We put the X3 GT to the test by playing PUBG. Here, we were able to play at the ‘Smooth and Extreme’ graphic preset taking advantage of a fluid gaming experience. The nature of the game though is that with a lot of things happening, we also got to put to the test the long-term endurance of the smartphone. We noticed that after 45 minutes of playing, there were hints of lag spikes that we faced. This is mainly because the smartphone heats up near the camera region when gaming. And over prolonged use, this results in a decrease in performance. While this does not hurt much as a casual gaming enthusiast, those who aim to push the smartphone to the maximum will need to keep this in mind.

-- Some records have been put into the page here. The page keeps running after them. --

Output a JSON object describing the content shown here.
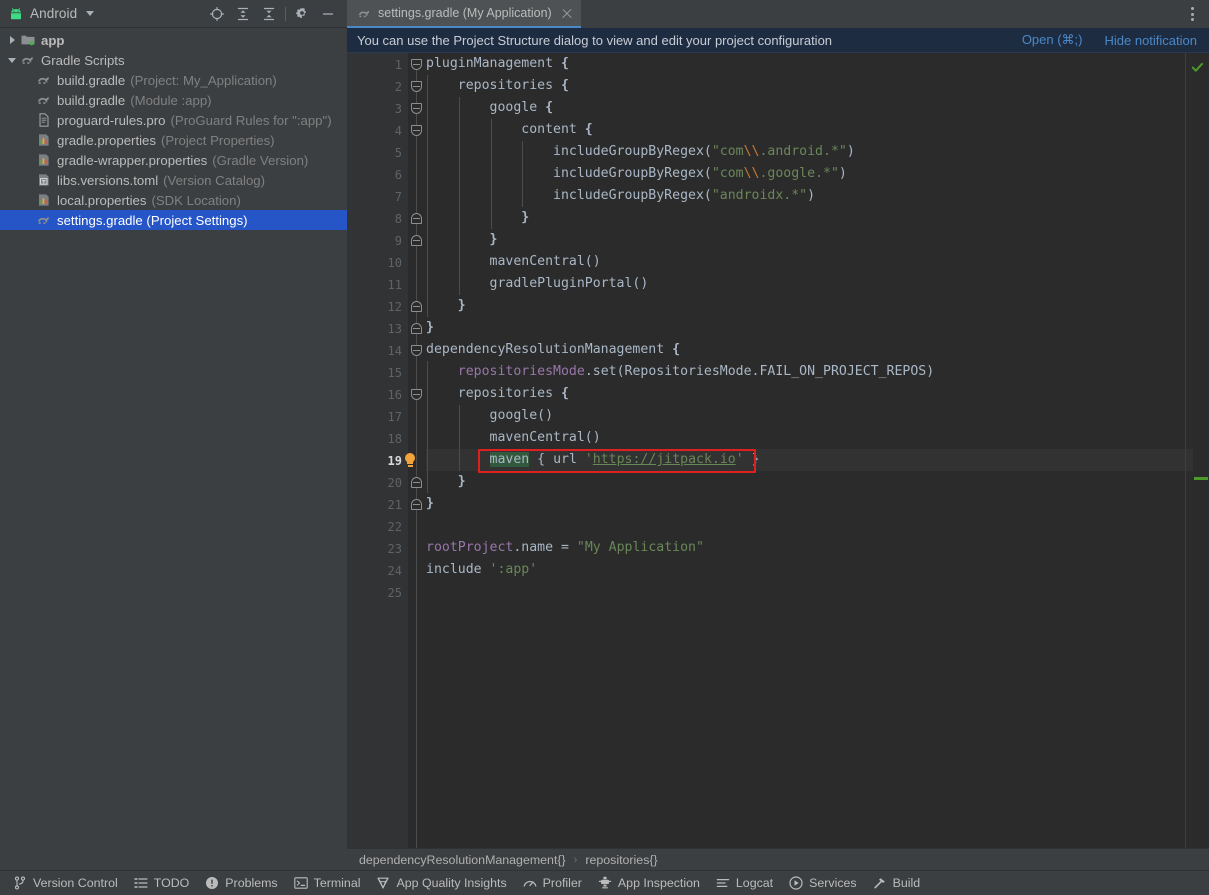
{
  "project_panel": {
    "title": "Android",
    "title_icon": "android-robot-icon",
    "dropdown_icon": "chevron-down-icon",
    "tools": [
      {
        "name": "select-opened-file-icon",
        "label": "Select Opened File"
      },
      {
        "name": "expand-all-icon",
        "label": "Expand All"
      },
      {
        "name": "collapse-all-icon",
        "label": "Collapse All"
      },
      {
        "name": "settings-gear-icon",
        "label": "Options"
      },
      {
        "name": "hide-panel-icon",
        "label": "Hide"
      }
    ],
    "tree": [
      {
        "twisty": "right",
        "icon": "module-folder-icon",
        "label": "app",
        "sub": "",
        "bold": true,
        "selected": false,
        "indent": 0
      },
      {
        "twisty": "down",
        "icon": "gradle-elephant-icon",
        "label": "Gradle Scripts",
        "sub": "",
        "bold": false,
        "selected": false,
        "indent": 0
      },
      {
        "twisty": "none",
        "icon": "gradle-elephant-icon",
        "label": "build.gradle",
        "sub": "(Project: My_Application)",
        "bold": false,
        "selected": false,
        "indent": 1
      },
      {
        "twisty": "none",
        "icon": "gradle-elephant-icon",
        "label": "build.gradle",
        "sub": "(Module :app)",
        "bold": false,
        "selected": false,
        "indent": 1
      },
      {
        "twisty": "none",
        "icon": "text-file-icon",
        "label": "proguard-rules.pro",
        "sub": "(ProGuard Rules for \":app\")",
        "bold": false,
        "selected": false,
        "indent": 1
      },
      {
        "twisty": "none",
        "icon": "properties-file-icon",
        "label": "gradle.properties",
        "sub": "(Project Properties)",
        "bold": false,
        "selected": false,
        "indent": 1
      },
      {
        "twisty": "none",
        "icon": "properties-file-icon",
        "label": "gradle-wrapper.properties",
        "sub": "(Gradle Version)",
        "bold": false,
        "selected": false,
        "indent": 1
      },
      {
        "twisty": "none",
        "icon": "toml-file-icon",
        "label": "libs.versions.toml",
        "sub": "(Version Catalog)",
        "bold": false,
        "selected": false,
        "indent": 1
      },
      {
        "twisty": "none",
        "icon": "properties-file-icon",
        "label": "local.properties",
        "sub": "(SDK Location)",
        "bold": false,
        "selected": false,
        "indent": 1
      },
      {
        "twisty": "none",
        "icon": "gradle-elephant-icon",
        "label": "settings.gradle (Project Settings)",
        "sub": "",
        "bold": false,
        "selected": true,
        "indent": 1
      }
    ]
  },
  "editor": {
    "tab": {
      "label": "settings.gradle (My Application)",
      "icon": "gradle-elephant-icon",
      "close_icon": "close-icon"
    },
    "more_options_icon": "kebab-menu-icon",
    "notification": {
      "text": "You can use the Project Structure dialog to view and edit your project configuration",
      "open_link": "Open (⌘;)",
      "hide_link": "Hide notification"
    },
    "current_line": 19,
    "line_count": 25,
    "inspection_status_icon": "green-check-icon",
    "quickfix_icon": "lightbulb-icon",
    "highlight_box_color": "#e02020",
    "lines": [
      {
        "n": 1,
        "fold": "open",
        "indent_guides": [],
        "tokens": [
          {
            "t": "pluginManagement ",
            "c": "c-def"
          },
          {
            "t": "{",
            "c": "c-brace"
          }
        ]
      },
      {
        "n": 2,
        "fold": "open",
        "indent_guides": [
          0
        ],
        "tokens": [
          {
            "t": "    repositories ",
            "c": "c-def"
          },
          {
            "t": "{",
            "c": "c-brace"
          }
        ]
      },
      {
        "n": 3,
        "fold": "open",
        "indent_guides": [
          0,
          1
        ],
        "tokens": [
          {
            "t": "        google ",
            "c": "c-def"
          },
          {
            "t": "{",
            "c": "c-brace"
          }
        ]
      },
      {
        "n": 4,
        "fold": "open",
        "indent_guides": [
          0,
          1,
          2
        ],
        "tokens": [
          {
            "t": "            content ",
            "c": "c-def"
          },
          {
            "t": "{",
            "c": "c-brace"
          }
        ]
      },
      {
        "n": 5,
        "fold": "none",
        "indent_guides": [
          0,
          1,
          2,
          3
        ],
        "tokens": [
          {
            "t": "                includeGroupByRegex(",
            "c": "c-def"
          },
          {
            "t": "\"com",
            "c": "c-str"
          },
          {
            "t": "\\\\",
            "c": "c-esc"
          },
          {
            "t": ".android.*\"",
            "c": "c-str"
          },
          {
            "t": ")",
            "c": "c-def"
          }
        ]
      },
      {
        "n": 6,
        "fold": "none",
        "indent_guides": [
          0,
          1,
          2,
          3
        ],
        "tokens": [
          {
            "t": "                includeGroupByRegex(",
            "c": "c-def"
          },
          {
            "t": "\"com",
            "c": "c-str"
          },
          {
            "t": "\\\\",
            "c": "c-esc"
          },
          {
            "t": ".google.*\"",
            "c": "c-str"
          },
          {
            "t": ")",
            "c": "c-def"
          }
        ]
      },
      {
        "n": 7,
        "fold": "none",
        "indent_guides": [
          0,
          1,
          2,
          3
        ],
        "tokens": [
          {
            "t": "                includeGroupByRegex(",
            "c": "c-def"
          },
          {
            "t": "\"androidx.*\"",
            "c": "c-str"
          },
          {
            "t": ")",
            "c": "c-def"
          }
        ]
      },
      {
        "n": 8,
        "fold": "close",
        "indent_guides": [
          0,
          1,
          2
        ],
        "tokens": [
          {
            "t": "            ",
            "c": "c-def"
          },
          {
            "t": "}",
            "c": "c-brace"
          }
        ]
      },
      {
        "n": 9,
        "fold": "close",
        "indent_guides": [
          0,
          1
        ],
        "tokens": [
          {
            "t": "        ",
            "c": "c-def"
          },
          {
            "t": "}",
            "c": "c-brace"
          }
        ]
      },
      {
        "n": 10,
        "fold": "none",
        "indent_guides": [
          0,
          1
        ],
        "tokens": [
          {
            "t": "        mavenCentral()",
            "c": "c-def"
          }
        ]
      },
      {
        "n": 11,
        "fold": "none",
        "indent_guides": [
          0,
          1
        ],
        "tokens": [
          {
            "t": "        gradlePluginPortal()",
            "c": "c-def"
          }
        ]
      },
      {
        "n": 12,
        "fold": "close",
        "indent_guides": [
          0
        ],
        "tokens": [
          {
            "t": "    ",
            "c": "c-def"
          },
          {
            "t": "}",
            "c": "c-brace"
          }
        ]
      },
      {
        "n": 13,
        "fold": "close",
        "indent_guides": [],
        "tokens": [
          {
            "t": "}",
            "c": "c-brace"
          }
        ]
      },
      {
        "n": 14,
        "fold": "open",
        "indent_guides": [],
        "tokens": [
          {
            "t": "dependencyResolutionManagement ",
            "c": "c-def"
          },
          {
            "t": "{",
            "c": "c-brace"
          }
        ]
      },
      {
        "n": 15,
        "fold": "none",
        "indent_guides": [
          0
        ],
        "tokens": [
          {
            "t": "    ",
            "c": "c-def"
          },
          {
            "t": "repositoriesMode",
            "c": "c-prop"
          },
          {
            "t": ".set(RepositoriesMode.FAIL_ON_PROJECT_REPOS)",
            "c": "c-def"
          }
        ]
      },
      {
        "n": 16,
        "fold": "open",
        "indent_guides": [
          0
        ],
        "tokens": [
          {
            "t": "    repositories ",
            "c": "c-def"
          },
          {
            "t": "{",
            "c": "c-brace"
          }
        ]
      },
      {
        "n": 17,
        "fold": "none",
        "indent_guides": [
          0,
          1
        ],
        "tokens": [
          {
            "t": "        google()",
            "c": "c-def"
          }
        ]
      },
      {
        "n": 18,
        "fold": "none",
        "indent_guides": [
          0,
          1
        ],
        "tokens": [
          {
            "t": "        mavenCentral()",
            "c": "c-def"
          }
        ]
      },
      {
        "n": 19,
        "fold": "none",
        "indent_guides": [
          0,
          1
        ],
        "highlight": true,
        "tokens": [
          {
            "t": "        ",
            "c": "c-def"
          },
          {
            "t": "maven",
            "c": "c-def occ"
          },
          {
            "t": " { ",
            "c": "c-def"
          },
          {
            "t": "url",
            "c": "c-def"
          },
          {
            "t": " ",
            "c": "c-def"
          },
          {
            "t": "'",
            "c": "c-str"
          },
          {
            "t": "https://jitpack.io",
            "c": "c-url"
          },
          {
            "t": "'",
            "c": "c-str"
          },
          {
            "t": " }",
            "c": "c-def"
          }
        ]
      },
      {
        "n": 20,
        "fold": "close",
        "indent_guides": [
          0
        ],
        "tokens": [
          {
            "t": "    ",
            "c": "c-def"
          },
          {
            "t": "}",
            "c": "c-brace"
          }
        ]
      },
      {
        "n": 21,
        "fold": "close",
        "indent_guides": [],
        "tokens": [
          {
            "t": "}",
            "c": "c-brace"
          }
        ]
      },
      {
        "n": 22,
        "fold": "none",
        "indent_guides": [],
        "tokens": [
          {
            "t": "",
            "c": "c-def"
          }
        ]
      },
      {
        "n": 23,
        "fold": "none",
        "indent_guides": [],
        "tokens": [
          {
            "t": "rootProject",
            "c": "c-prop"
          },
          {
            "t": ".name = ",
            "c": "c-def"
          },
          {
            "t": "\"My Application\"",
            "c": "c-str"
          }
        ]
      },
      {
        "n": 24,
        "fold": "none",
        "indent_guides": [],
        "tokens": [
          {
            "t": "include ",
            "c": "c-def"
          },
          {
            "t": "':app'",
            "c": "c-str"
          }
        ]
      },
      {
        "n": 25,
        "fold": "none",
        "indent_guides": [],
        "tokens": [
          {
            "t": "",
            "c": "c-def"
          }
        ]
      }
    ],
    "breadcrumbs": [
      "dependencyResolutionManagement{}",
      "repositories{}"
    ],
    "breadcrumb_separator": "›"
  },
  "statusbar": {
    "items": [
      {
        "icon": "version-control-branch-icon",
        "label": "Version Control"
      },
      {
        "icon": "todo-list-icon",
        "label": "TODO"
      },
      {
        "icon": "problems-warning-icon",
        "label": "Problems"
      },
      {
        "icon": "terminal-prompt-icon",
        "label": "Terminal"
      },
      {
        "icon": "app-quality-insights-gem-icon",
        "label": "App Quality Insights"
      },
      {
        "icon": "profiler-gauge-icon",
        "label": "Profiler"
      },
      {
        "icon": "app-inspection-icon",
        "label": "App Inspection"
      },
      {
        "icon": "logcat-lines-icon",
        "label": "Logcat"
      },
      {
        "icon": "services-play-icon",
        "label": "Services"
      },
      {
        "icon": "build-hammer-icon",
        "label": "Build"
      }
    ]
  }
}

Equipped with a triple-camera setup, the experience on the Poco X3 GT is good. The primary 64MP sensor is set to take 16MP images by default. Here, dynamic range and colours remain good but while pictures are great on the small screen, they do struggle with quality on the large screen. To tackle this, you find a 64MP mode where pictures do show an improvement in detail. Especially when you want to take pictures involving 2x zoom, switching to this mode is recommended.
There 8MP ultra-wide angle is offers a wider perspective of your view. Often times, by doing so, you will notice some distortion at the edges from the camera. However, for this price tag, you cannot be too disappointed. Likewise, the 2MP macro sensor is just there for the absolute basics when taking pictures approximately 4-5cm away from a subject.

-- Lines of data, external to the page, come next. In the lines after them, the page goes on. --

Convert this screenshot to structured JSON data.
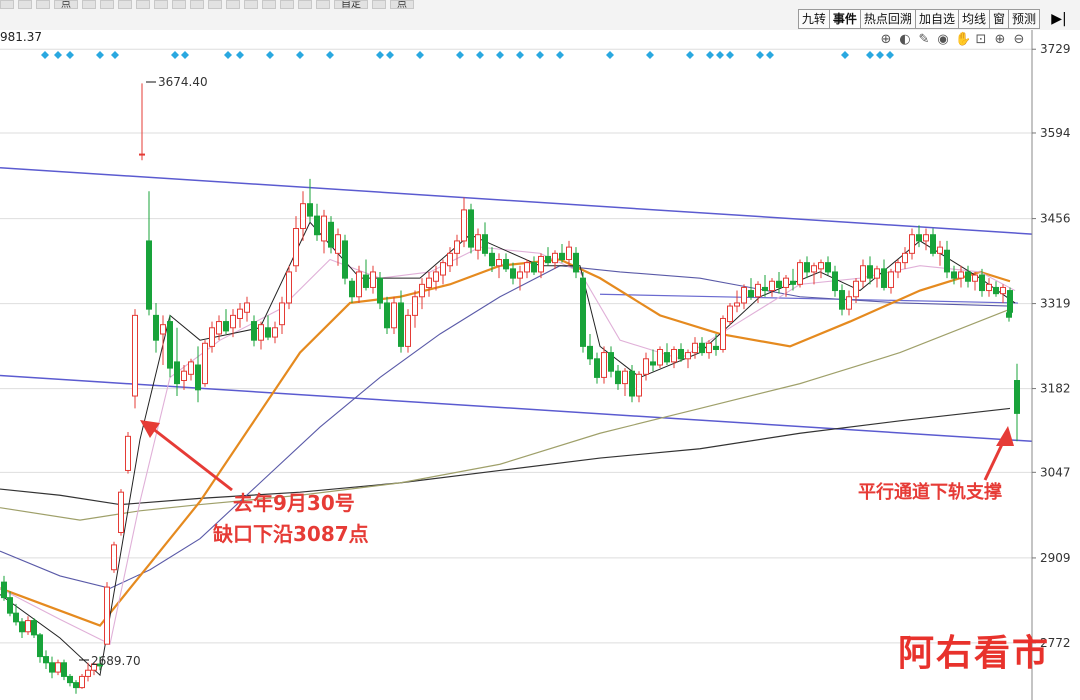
{
  "toolbar": {
    "top_tabs": [
      "",
      "",
      "",
      "点",
      "",
      "",
      "",
      "",
      "",
      "",
      "",
      "",
      "",
      "",
      "",
      "",
      "",
      "",
      "自定",
      "",
      "点"
    ],
    "sub_tabs": [
      "九转",
      "事件",
      "热点回溯",
      "加自选",
      "均线",
      "窗",
      "预测"
    ],
    "active_tab": "事件",
    "collapse_icon": "play-to-end-icon",
    "icons": [
      "zoom-in-icon",
      "toggle-icon",
      "pen-icon",
      "eye-icon",
      "hand-icon",
      "lock-icon",
      "plus-icon",
      "minus-icon"
    ]
  },
  "price_readout": "981.37",
  "chart_data": {
    "type": "candlestick",
    "title": "",
    "xlabel": "",
    "ylabel": "",
    "ylim": [
      2680,
      3760
    ],
    "y_ticks": [
      3729,
      3594,
      3456,
      3319,
      3182,
      3047,
      2909,
      2772
    ],
    "high_label": "3674.40",
    "low_label": "2689.70",
    "annotations": [
      {
        "lines": [
          "去年9月30号",
          "缺口下沿3087点"
        ],
        "color": "#e63b36"
      },
      {
        "lines": [
          "平行通道下轨支撑"
        ],
        "color": "#e63b36"
      }
    ],
    "channel_upper": {
      "color": "#5b5bd0",
      "start": 3538,
      "end": 3431
    },
    "channel_lower": {
      "color": "#5b5bd0",
      "start": 3203,
      "end": 3097
    },
    "closing_segment": [
      {
        "index": 100,
        "open": 3304,
        "high": 3312,
        "low": 3290,
        "close": 3297,
        "color": "green"
      },
      {
        "index": 101,
        "open": 3195,
        "high": 3222,
        "low": 3097,
        "close": 3142,
        "color": "green"
      }
    ],
    "ma_colors": {
      "ma5": "#222222",
      "ma10": "#e0b0d8",
      "ma20": "#e58a1f",
      "ma60": "#9fa06a",
      "ma120": "#5a5aa8",
      "ma250": "#333333"
    },
    "watermark": "阿右看市"
  }
}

During night photography, the main sensor on the smartphone uses Auto Night Mode. This is triggered due to low-light however, we often found that the camera did not always resort to using this. Thus, for the best detail in low-light pictures, we would recommend using night mode. Similarly, using night mode on the ultra-wide angle camera is a must for detail.

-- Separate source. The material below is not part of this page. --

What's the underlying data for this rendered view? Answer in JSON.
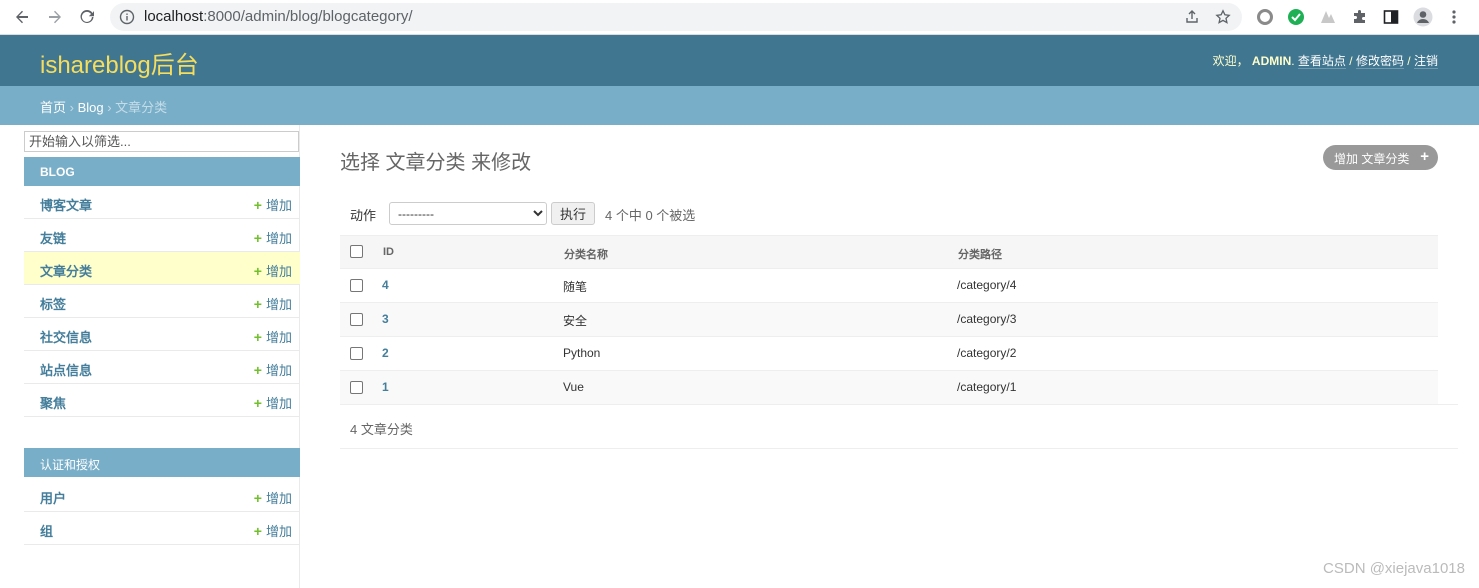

We were not too impressed by the selfie camera of the X3 GT though. This is a 16MP sensor which is good on paper. However, it struggles in challenging dynamic range scenarios. Pictures end up looking washed out and lack dynamic range so this is an area that needs improvement.
No matter what you throw at it, the Poco X3 GT excels when it comes to battery technology. There is a 5,000mAh cell inside which supports 67W fast charging support. We can easily say that the X3 GT will last for 1.5-2 days on average use with a single charge. With heavy usage, the battery barely dipped to below half capacity by the end of the day, delivering a healthy 8-9 hour screen-on-time. The great thing about this was also that the battery readings stayed fairly level when the smartphone was used on 5G.
Furthermore, the 67W charging support means a full charge in about 45 minutes. This means limited downtime even when you are out of charge. And thankfully, the charging brick and cable to do this are provided in the box of the Poco X3 GT.
With so many closely contested devices from Poco at this price, it is difficult to understand the exact market segment the Poco X3 GT is aiming at. Its speaker setup, display, battery life and camera is excellent. But compared to the Poco X3 Pro, the improvements are incremental at best. Priced slightly higher than the Poco X3 Pro, you are paying extra for 5G connectivity, a slightly better camera experience and a comparatively more durable body.